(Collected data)
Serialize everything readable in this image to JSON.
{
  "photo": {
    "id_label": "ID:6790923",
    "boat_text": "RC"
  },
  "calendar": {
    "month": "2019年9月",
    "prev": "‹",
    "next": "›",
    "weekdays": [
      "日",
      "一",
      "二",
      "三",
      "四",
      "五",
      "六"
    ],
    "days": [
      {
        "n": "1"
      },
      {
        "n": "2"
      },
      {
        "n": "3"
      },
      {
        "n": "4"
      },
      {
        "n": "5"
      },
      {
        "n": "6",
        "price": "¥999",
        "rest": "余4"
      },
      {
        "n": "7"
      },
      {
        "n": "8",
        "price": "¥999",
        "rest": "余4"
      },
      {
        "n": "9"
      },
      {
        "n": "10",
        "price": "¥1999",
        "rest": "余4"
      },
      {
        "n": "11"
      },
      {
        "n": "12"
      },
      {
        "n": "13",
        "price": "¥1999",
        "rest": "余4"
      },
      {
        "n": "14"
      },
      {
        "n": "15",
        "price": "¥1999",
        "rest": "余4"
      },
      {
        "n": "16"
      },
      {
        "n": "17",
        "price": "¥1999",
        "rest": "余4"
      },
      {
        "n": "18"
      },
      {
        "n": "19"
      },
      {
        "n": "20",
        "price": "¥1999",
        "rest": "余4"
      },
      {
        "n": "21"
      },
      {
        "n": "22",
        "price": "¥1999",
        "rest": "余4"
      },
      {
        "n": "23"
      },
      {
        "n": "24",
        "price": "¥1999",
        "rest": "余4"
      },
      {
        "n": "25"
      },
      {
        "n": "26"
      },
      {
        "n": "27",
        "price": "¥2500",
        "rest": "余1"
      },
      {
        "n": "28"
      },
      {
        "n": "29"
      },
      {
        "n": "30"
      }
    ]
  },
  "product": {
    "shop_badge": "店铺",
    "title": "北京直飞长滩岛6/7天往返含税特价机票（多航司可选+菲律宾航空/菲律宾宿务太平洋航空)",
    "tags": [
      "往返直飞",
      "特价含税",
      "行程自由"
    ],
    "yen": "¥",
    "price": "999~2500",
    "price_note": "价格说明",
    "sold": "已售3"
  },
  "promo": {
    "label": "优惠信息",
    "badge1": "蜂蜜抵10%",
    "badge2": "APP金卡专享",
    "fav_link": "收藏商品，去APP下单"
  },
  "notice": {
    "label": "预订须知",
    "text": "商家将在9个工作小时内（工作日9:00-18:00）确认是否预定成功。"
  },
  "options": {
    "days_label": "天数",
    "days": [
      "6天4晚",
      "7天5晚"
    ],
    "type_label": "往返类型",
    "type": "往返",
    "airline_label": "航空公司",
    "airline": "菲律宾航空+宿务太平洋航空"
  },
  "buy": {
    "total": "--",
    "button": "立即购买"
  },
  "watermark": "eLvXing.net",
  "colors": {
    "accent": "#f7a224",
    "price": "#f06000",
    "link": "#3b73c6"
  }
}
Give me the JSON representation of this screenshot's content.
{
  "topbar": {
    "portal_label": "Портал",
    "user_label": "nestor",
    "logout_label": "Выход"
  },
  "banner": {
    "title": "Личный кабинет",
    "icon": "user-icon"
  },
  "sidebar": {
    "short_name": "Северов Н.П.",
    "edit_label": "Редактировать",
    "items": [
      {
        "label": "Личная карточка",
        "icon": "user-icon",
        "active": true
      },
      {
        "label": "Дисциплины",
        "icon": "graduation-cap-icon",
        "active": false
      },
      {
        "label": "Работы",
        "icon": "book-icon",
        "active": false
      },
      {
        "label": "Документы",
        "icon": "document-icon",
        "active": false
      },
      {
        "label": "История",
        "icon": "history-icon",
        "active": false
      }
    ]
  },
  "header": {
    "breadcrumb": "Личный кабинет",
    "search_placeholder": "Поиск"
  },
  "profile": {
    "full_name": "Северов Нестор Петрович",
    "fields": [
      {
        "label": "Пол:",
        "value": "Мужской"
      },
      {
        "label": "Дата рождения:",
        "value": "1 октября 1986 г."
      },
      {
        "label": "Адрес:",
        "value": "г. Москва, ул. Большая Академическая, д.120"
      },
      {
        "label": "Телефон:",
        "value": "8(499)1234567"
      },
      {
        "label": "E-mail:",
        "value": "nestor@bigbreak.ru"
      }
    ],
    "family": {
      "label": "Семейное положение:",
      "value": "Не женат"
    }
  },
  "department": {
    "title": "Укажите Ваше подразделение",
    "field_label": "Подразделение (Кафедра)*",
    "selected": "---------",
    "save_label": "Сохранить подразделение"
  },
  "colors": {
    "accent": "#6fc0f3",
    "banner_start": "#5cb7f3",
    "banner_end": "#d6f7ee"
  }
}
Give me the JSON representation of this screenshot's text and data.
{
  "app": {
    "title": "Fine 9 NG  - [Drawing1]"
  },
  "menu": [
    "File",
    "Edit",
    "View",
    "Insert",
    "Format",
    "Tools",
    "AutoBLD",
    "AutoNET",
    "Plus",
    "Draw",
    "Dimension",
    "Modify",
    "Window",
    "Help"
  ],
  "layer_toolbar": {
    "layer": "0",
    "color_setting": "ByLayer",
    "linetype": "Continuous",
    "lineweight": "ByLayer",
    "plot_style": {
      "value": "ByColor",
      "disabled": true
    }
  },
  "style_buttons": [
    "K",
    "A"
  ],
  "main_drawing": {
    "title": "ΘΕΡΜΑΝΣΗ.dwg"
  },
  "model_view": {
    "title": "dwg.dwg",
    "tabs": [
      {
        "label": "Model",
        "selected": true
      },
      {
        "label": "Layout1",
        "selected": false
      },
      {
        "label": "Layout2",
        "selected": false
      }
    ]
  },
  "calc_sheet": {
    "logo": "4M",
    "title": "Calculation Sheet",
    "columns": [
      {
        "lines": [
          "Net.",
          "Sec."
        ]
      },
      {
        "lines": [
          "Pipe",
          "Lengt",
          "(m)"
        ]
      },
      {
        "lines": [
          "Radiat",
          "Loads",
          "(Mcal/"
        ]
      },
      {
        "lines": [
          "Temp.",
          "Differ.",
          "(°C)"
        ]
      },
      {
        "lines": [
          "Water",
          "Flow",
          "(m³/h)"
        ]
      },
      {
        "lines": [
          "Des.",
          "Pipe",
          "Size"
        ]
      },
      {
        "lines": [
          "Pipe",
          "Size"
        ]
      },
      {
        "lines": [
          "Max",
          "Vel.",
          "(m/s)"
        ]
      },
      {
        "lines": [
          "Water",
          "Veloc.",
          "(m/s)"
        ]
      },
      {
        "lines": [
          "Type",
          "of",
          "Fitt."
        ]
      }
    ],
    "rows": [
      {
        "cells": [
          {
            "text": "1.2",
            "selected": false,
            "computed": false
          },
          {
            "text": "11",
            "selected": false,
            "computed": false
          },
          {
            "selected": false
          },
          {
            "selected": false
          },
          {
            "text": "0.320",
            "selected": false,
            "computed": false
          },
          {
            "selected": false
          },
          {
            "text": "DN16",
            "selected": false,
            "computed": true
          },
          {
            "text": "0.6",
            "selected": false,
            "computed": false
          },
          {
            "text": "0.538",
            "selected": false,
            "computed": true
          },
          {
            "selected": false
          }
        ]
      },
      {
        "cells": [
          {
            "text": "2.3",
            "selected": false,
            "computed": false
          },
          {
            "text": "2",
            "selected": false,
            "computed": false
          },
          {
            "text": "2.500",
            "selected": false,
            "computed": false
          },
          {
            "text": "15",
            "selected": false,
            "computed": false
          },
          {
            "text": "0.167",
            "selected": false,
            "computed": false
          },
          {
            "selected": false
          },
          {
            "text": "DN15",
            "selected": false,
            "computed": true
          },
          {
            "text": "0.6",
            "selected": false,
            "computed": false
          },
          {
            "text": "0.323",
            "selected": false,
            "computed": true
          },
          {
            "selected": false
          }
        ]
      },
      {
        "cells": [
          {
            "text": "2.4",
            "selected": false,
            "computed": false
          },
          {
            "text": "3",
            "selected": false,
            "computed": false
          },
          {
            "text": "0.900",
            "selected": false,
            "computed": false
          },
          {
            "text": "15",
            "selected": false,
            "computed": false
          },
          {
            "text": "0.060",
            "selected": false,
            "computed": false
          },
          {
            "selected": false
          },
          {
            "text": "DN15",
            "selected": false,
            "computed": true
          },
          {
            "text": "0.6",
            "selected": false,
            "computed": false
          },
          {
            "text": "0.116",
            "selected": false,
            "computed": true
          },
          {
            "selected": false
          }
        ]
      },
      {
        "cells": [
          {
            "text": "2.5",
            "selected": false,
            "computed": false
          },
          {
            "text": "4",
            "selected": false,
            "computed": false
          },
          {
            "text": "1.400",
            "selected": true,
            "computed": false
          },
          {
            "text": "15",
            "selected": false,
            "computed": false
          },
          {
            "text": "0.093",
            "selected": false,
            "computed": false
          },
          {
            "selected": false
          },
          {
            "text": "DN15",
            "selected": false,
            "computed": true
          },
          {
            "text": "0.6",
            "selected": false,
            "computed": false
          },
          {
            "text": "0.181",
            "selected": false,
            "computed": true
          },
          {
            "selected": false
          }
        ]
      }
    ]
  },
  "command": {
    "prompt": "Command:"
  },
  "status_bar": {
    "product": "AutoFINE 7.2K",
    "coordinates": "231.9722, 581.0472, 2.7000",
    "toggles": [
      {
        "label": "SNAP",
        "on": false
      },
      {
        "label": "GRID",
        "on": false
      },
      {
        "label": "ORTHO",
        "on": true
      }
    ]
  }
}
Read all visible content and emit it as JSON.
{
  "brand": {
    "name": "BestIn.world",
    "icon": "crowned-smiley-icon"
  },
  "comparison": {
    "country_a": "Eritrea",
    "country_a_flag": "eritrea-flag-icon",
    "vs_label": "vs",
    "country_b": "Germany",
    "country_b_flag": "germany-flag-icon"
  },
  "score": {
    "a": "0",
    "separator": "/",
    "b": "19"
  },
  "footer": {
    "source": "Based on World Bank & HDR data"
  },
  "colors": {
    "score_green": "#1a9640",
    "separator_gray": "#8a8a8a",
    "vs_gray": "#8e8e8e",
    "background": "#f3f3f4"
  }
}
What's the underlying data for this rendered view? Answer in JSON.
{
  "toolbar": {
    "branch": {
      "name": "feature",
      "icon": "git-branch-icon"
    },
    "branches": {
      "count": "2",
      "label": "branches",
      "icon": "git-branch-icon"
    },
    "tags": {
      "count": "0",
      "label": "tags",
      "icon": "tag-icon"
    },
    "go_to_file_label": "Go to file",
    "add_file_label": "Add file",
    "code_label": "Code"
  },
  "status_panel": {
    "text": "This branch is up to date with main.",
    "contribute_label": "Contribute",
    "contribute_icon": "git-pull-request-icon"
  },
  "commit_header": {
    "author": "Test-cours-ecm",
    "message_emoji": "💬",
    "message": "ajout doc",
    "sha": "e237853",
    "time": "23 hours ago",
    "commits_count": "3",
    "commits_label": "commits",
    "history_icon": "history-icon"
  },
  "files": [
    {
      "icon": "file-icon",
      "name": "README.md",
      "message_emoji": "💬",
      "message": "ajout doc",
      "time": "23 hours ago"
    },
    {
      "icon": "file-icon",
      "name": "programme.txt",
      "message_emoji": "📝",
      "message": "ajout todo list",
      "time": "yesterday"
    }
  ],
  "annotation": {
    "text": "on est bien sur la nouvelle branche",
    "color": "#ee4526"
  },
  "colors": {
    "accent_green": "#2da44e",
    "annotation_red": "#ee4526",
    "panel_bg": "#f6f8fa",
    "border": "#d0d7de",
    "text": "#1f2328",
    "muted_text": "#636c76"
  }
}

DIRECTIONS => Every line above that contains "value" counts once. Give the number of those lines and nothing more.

ANSWER SECTION => 7